* _WORK ITEM_
Every line in the records below with the string "username" is to be copied out.

------------------------------

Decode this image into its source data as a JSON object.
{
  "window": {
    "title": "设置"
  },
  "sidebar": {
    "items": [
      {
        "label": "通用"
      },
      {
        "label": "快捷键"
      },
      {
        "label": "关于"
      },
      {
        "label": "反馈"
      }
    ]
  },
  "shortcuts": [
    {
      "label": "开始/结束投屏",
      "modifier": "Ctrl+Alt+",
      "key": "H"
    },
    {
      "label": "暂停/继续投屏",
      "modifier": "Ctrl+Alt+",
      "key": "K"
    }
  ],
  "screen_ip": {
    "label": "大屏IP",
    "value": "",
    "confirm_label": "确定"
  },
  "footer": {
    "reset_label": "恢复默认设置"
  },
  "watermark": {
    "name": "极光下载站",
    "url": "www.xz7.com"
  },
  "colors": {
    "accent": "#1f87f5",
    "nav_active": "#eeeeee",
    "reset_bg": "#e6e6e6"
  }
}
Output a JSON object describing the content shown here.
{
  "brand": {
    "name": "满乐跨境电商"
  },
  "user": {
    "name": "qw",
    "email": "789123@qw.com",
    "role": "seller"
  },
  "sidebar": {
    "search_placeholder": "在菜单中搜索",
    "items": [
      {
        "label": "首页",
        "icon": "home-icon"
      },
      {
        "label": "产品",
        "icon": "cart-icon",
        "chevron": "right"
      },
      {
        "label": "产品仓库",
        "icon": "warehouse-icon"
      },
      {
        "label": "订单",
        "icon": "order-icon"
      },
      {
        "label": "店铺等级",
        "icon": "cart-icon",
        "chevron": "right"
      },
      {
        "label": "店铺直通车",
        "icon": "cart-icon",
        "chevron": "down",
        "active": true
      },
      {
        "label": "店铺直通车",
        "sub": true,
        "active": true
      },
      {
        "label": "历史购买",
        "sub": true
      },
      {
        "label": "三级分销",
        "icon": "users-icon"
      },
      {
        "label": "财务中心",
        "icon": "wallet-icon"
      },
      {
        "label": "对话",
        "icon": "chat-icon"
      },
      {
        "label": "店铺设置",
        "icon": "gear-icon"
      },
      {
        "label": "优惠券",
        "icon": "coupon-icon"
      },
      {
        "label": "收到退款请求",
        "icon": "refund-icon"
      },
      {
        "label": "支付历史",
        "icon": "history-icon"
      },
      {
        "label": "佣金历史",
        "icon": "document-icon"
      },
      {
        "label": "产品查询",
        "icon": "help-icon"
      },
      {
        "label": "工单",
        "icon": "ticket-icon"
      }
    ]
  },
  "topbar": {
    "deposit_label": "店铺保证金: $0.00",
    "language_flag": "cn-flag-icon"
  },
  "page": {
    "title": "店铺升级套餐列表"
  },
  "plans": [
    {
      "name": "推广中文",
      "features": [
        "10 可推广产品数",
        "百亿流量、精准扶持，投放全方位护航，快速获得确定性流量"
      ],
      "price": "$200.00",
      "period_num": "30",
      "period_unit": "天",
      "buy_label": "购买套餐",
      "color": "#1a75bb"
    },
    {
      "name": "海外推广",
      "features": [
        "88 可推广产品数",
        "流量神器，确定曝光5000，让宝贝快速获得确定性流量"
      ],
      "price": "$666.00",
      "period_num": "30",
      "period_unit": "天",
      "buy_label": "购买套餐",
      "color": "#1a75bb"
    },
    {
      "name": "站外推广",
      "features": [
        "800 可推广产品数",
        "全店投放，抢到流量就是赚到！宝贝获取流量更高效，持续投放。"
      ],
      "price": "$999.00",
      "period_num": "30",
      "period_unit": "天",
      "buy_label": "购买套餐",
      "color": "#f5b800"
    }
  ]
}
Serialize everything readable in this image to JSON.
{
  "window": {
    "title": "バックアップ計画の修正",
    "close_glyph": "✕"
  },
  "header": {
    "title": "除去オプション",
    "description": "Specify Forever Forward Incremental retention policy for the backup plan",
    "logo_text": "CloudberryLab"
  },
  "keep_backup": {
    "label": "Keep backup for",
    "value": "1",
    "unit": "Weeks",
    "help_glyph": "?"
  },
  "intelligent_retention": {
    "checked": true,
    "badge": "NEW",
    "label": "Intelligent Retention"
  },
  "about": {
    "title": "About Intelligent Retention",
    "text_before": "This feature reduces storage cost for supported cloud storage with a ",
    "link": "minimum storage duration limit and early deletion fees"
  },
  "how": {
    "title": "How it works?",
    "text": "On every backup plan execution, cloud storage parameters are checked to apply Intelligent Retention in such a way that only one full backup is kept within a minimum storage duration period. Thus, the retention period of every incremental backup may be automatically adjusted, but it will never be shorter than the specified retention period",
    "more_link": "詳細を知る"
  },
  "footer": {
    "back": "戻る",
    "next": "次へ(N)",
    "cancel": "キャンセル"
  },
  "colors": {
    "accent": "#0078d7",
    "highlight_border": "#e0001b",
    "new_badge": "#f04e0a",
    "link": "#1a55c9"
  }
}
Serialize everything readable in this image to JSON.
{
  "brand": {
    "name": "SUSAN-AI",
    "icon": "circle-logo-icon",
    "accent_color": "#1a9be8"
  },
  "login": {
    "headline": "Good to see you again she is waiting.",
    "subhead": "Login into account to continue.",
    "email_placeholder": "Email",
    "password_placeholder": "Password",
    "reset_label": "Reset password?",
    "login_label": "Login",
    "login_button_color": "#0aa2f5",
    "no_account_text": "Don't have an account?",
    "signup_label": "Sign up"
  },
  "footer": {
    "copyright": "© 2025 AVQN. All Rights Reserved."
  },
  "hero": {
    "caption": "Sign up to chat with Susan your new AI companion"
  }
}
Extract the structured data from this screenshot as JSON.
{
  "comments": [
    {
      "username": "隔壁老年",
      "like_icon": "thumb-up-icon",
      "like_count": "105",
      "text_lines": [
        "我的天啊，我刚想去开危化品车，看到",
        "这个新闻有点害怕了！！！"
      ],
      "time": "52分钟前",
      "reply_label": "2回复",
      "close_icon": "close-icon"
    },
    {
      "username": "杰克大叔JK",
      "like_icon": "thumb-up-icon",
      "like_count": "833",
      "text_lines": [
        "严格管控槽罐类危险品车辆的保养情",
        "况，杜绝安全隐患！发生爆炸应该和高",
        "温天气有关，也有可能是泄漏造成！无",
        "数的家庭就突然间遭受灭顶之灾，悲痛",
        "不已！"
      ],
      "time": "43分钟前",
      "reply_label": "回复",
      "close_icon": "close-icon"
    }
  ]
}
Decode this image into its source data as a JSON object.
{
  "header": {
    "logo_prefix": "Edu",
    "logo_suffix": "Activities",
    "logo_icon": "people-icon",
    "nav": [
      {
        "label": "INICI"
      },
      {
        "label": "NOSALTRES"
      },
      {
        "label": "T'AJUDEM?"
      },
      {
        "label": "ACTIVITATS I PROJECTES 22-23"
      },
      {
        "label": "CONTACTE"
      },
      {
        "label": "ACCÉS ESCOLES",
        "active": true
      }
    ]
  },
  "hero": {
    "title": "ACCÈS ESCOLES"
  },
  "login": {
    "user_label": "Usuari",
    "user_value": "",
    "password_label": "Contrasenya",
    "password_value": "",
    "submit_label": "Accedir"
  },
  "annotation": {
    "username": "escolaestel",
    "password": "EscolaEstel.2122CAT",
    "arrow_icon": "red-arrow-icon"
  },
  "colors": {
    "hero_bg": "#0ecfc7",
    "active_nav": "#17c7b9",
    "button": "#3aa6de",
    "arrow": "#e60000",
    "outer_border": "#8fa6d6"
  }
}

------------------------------

* _RESULT OF THIS EXERCISE_
      "username": "隔壁老年",
      "username": "杰克大叔JK",
    "username": "escolaestel",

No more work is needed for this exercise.